* [DATA PROVIDED]
Content starts
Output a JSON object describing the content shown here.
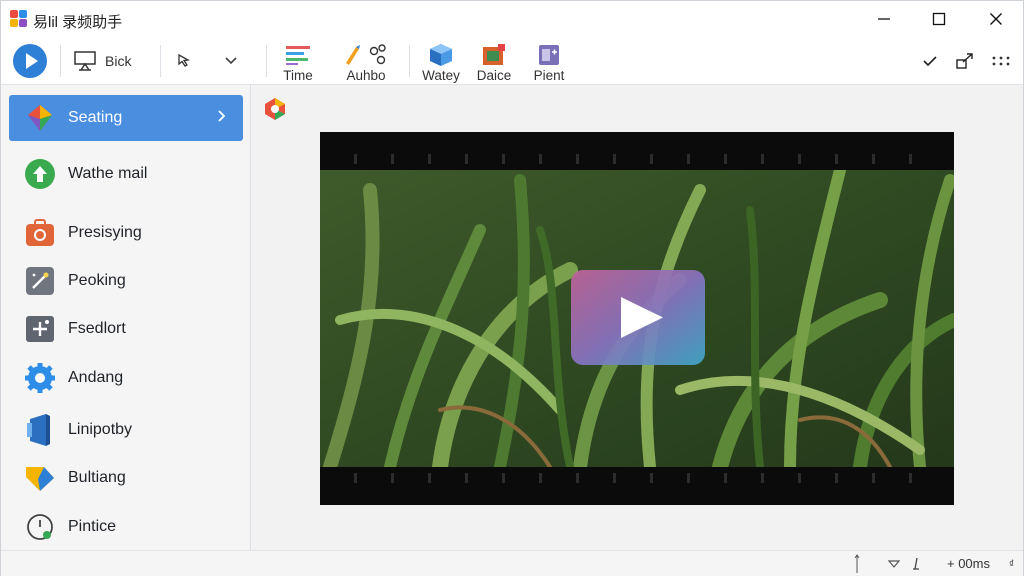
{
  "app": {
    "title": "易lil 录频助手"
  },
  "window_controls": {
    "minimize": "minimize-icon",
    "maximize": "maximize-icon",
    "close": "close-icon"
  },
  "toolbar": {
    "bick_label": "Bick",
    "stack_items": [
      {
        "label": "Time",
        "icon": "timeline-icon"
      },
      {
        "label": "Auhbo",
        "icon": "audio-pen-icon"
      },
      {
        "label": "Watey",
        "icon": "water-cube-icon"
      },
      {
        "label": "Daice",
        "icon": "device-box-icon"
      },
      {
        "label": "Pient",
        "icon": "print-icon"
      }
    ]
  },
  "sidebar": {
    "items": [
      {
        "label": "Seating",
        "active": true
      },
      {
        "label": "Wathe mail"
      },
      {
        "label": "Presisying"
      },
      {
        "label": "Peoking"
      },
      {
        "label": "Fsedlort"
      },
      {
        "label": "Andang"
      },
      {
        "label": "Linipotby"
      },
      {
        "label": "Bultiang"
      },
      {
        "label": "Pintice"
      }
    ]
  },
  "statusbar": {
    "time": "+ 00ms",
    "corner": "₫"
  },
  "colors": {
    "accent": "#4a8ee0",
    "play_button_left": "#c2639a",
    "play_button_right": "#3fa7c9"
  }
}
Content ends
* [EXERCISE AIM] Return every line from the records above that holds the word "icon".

* [RESPONSE]
    "minimize": "minimize-icon",
    "maximize": "maximize-icon",
    "close": "close-icon"
        "icon": "timeline-icon"
        "icon": "audio-pen-icon"
        "icon": "water-cube-icon"
        "icon": "device-box-icon"
        "icon": "print-icon"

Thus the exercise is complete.